EXERCISE >> Could you please find each line in the records that contains the word "title" and copy it?

** Opening MATERIAL FOR THIS TASK block **

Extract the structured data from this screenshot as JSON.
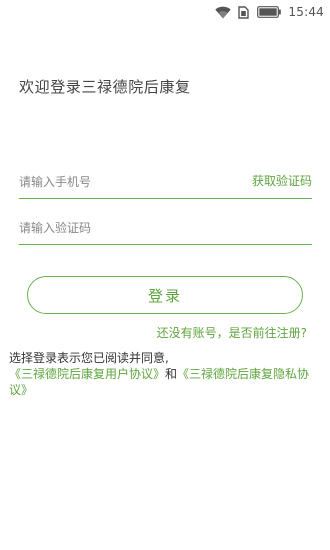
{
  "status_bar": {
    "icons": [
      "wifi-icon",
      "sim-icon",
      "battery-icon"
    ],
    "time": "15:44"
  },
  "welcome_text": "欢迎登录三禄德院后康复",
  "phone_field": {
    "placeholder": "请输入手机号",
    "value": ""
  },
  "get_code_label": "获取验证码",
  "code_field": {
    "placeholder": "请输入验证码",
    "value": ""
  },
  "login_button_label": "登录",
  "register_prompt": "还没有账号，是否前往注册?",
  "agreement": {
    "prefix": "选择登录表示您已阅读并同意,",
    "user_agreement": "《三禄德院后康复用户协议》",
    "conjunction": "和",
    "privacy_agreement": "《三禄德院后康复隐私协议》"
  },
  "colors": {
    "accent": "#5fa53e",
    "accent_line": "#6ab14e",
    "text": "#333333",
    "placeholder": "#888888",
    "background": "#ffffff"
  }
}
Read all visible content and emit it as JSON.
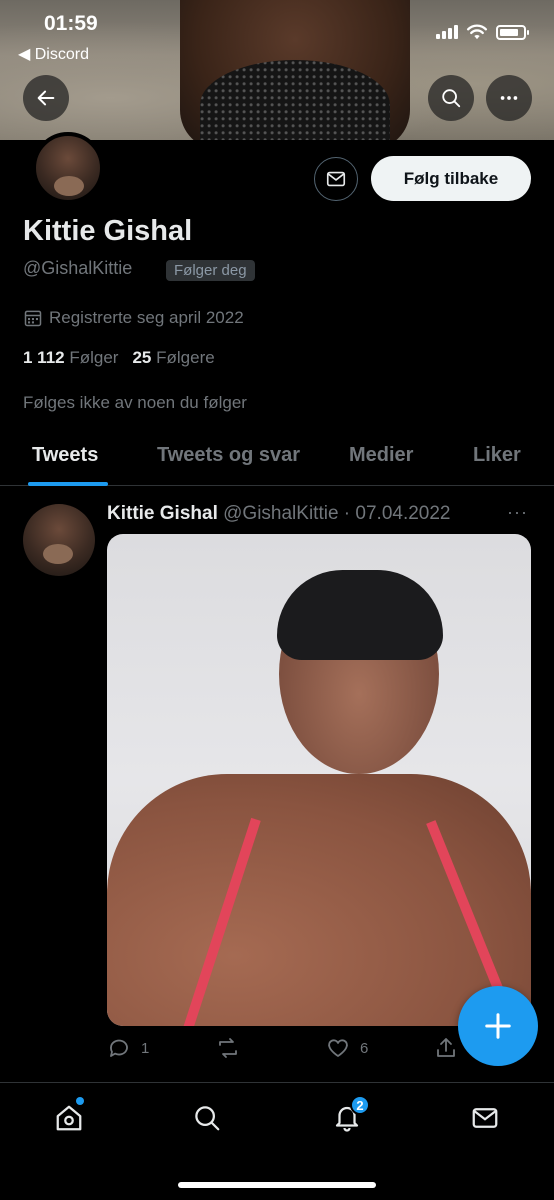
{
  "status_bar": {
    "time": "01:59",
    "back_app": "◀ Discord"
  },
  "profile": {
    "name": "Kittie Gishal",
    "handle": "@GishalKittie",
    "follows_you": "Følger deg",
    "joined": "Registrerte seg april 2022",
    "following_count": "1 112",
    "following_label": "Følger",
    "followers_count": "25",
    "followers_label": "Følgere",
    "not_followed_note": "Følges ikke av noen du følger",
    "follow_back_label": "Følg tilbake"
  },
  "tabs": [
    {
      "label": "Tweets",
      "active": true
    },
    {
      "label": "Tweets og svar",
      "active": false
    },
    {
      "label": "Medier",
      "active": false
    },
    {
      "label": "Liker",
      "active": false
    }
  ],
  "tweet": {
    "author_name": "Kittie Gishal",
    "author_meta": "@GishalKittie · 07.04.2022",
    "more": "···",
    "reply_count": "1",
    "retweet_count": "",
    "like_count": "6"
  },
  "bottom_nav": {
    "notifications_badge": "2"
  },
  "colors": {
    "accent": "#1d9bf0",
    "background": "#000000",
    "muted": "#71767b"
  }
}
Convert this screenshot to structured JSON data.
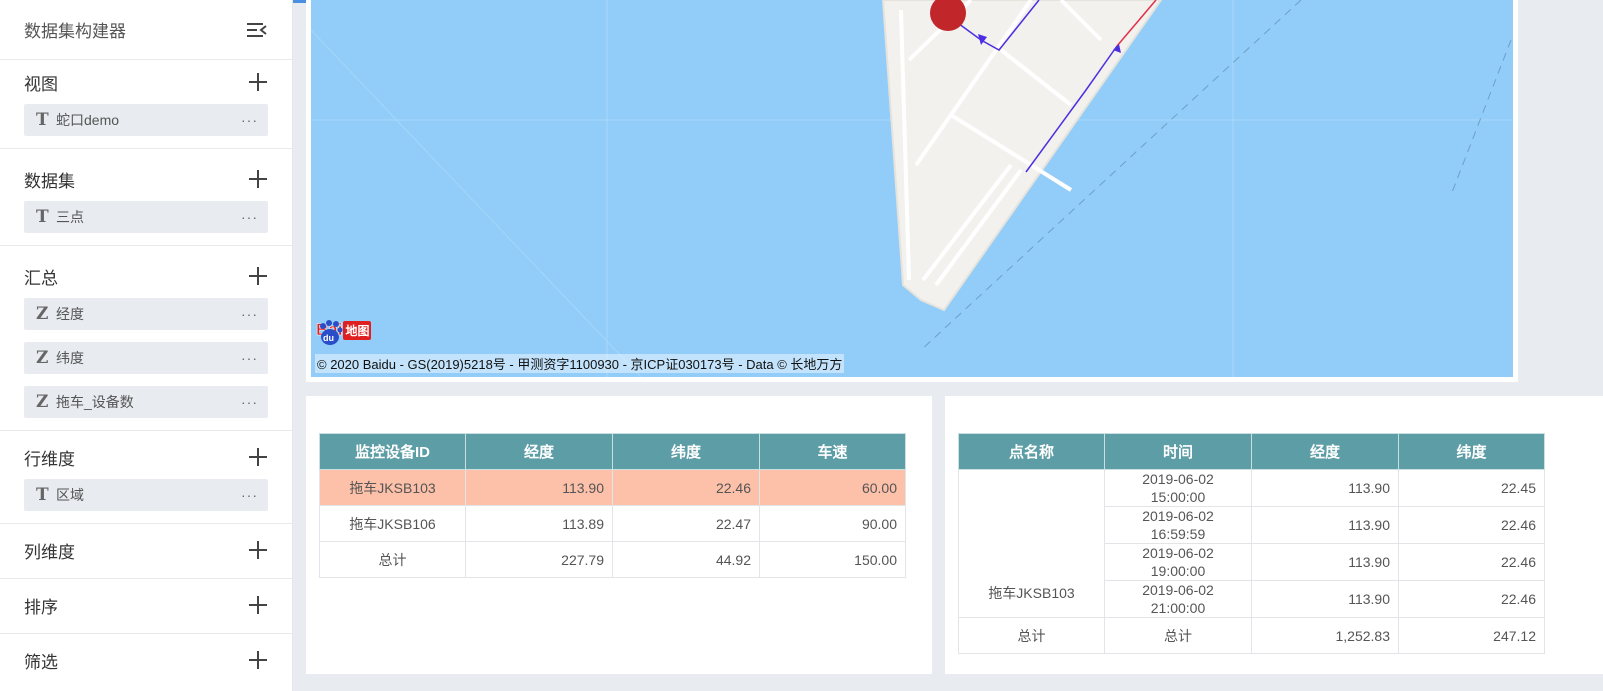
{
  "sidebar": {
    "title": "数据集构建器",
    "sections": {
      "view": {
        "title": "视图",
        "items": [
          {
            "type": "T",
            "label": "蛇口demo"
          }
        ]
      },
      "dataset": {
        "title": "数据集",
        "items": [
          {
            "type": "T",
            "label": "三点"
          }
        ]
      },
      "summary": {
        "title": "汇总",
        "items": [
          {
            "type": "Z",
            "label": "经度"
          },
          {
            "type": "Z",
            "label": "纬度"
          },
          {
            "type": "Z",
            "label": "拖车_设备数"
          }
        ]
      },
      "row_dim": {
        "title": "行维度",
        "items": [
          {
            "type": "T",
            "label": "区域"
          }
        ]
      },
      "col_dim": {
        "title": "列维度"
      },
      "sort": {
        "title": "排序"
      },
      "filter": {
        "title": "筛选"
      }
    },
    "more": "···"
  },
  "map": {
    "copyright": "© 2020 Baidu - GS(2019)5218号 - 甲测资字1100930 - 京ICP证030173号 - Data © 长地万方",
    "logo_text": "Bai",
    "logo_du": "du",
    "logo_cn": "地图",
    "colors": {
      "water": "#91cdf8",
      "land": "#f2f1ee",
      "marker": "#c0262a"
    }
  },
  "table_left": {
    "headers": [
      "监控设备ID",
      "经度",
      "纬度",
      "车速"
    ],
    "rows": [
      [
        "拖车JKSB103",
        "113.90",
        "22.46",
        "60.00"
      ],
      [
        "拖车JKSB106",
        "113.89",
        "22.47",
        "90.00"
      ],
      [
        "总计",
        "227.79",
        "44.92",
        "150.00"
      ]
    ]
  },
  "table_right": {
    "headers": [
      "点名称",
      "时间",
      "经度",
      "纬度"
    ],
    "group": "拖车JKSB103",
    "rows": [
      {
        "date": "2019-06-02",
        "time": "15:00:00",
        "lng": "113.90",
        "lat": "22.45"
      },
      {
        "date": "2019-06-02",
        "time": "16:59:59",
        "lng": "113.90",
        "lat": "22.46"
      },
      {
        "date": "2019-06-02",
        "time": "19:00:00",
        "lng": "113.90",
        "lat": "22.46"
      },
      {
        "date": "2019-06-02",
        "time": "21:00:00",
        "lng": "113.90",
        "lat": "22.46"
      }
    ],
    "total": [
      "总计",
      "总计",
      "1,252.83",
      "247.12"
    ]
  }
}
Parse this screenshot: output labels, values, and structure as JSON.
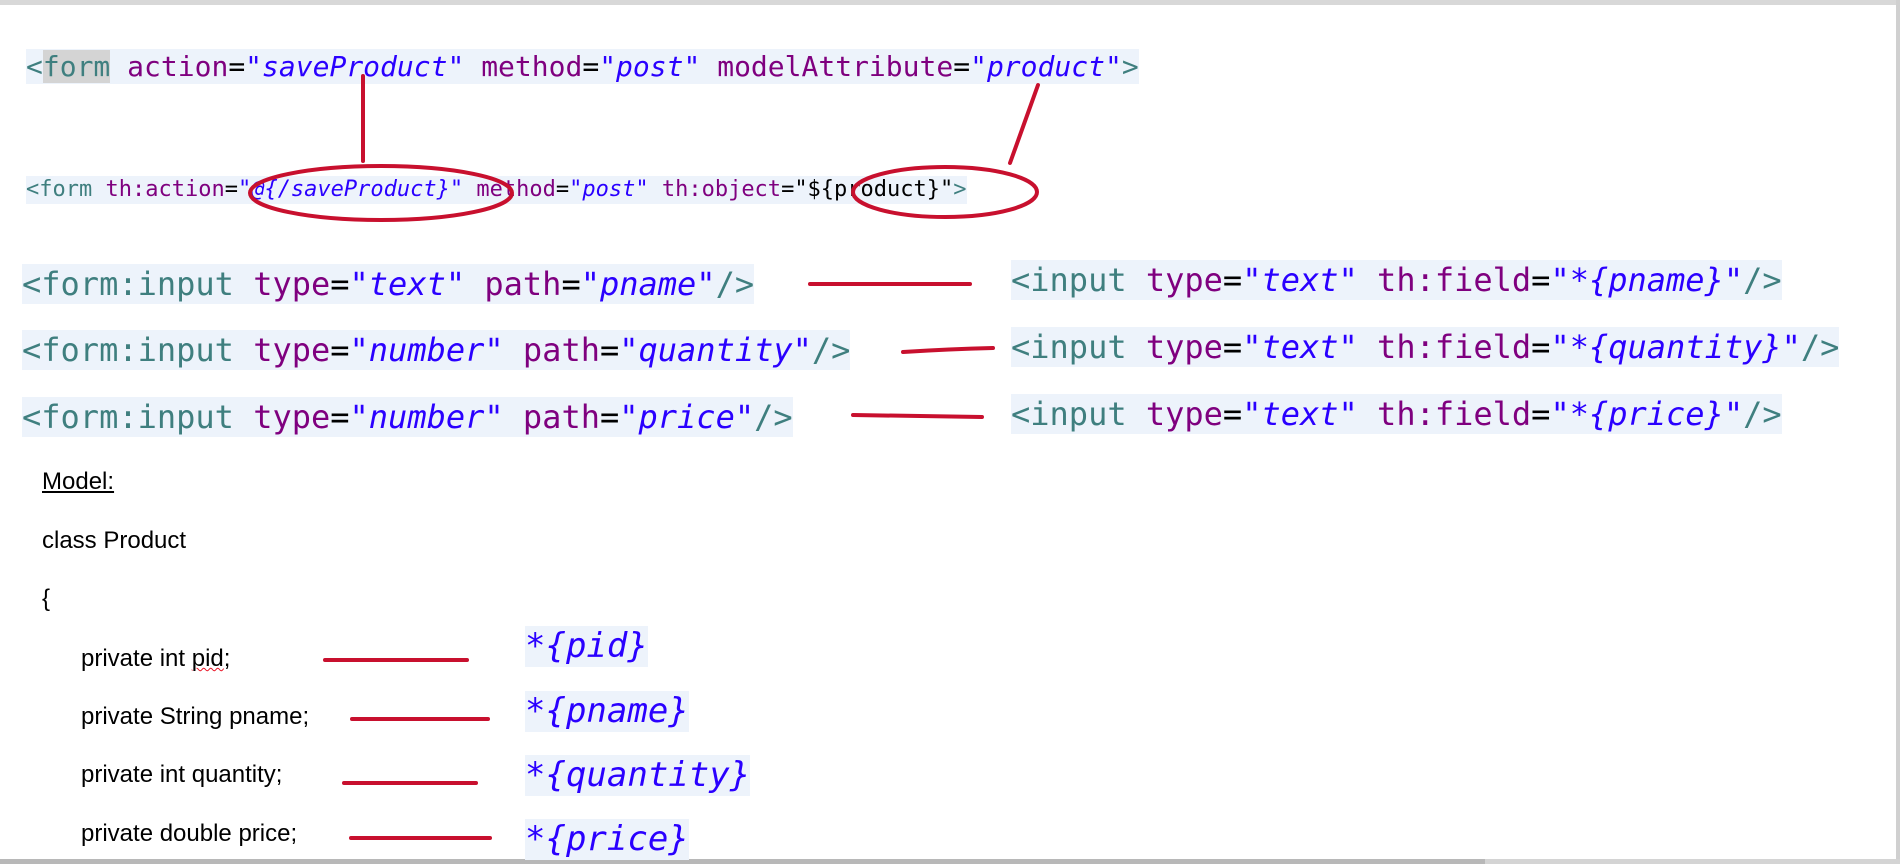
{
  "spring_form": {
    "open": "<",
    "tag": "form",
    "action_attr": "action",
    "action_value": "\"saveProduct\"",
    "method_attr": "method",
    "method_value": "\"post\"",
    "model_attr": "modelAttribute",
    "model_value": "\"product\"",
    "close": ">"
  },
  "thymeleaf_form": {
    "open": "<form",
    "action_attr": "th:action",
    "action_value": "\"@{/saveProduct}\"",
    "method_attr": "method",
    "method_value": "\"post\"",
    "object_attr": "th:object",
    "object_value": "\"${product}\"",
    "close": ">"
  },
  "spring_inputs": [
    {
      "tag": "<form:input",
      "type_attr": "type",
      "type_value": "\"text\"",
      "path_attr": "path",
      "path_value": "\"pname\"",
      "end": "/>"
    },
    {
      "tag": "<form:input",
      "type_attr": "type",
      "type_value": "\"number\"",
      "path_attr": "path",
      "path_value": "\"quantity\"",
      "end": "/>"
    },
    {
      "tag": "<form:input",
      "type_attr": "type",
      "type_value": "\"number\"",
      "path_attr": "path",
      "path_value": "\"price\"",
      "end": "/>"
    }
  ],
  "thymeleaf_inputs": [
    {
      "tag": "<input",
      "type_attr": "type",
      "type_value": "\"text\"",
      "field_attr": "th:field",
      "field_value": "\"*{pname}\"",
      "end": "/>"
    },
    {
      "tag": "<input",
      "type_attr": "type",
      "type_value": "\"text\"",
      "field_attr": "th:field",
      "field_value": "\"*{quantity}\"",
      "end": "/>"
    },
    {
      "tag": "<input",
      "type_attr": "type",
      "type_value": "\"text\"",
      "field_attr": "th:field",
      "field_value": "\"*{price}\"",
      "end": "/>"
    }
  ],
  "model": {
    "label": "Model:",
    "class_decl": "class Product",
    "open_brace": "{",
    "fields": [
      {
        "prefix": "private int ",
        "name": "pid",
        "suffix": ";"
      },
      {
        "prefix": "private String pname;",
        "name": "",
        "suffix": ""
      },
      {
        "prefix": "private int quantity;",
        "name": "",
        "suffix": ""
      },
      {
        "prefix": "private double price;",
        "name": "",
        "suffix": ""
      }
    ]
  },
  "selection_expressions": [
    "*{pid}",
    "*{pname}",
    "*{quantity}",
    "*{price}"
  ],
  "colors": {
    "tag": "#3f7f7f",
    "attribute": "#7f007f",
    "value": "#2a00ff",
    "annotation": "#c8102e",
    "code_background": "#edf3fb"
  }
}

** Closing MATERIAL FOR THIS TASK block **

TASK OUTPUT >>
    "title": "数据集构建器",
        "title": "视图",
        "title": "数据集",
        "title": "汇总",
        "title": "行维度",
        "title": "列维度"
        "title": "排序"
        "title": "筛选"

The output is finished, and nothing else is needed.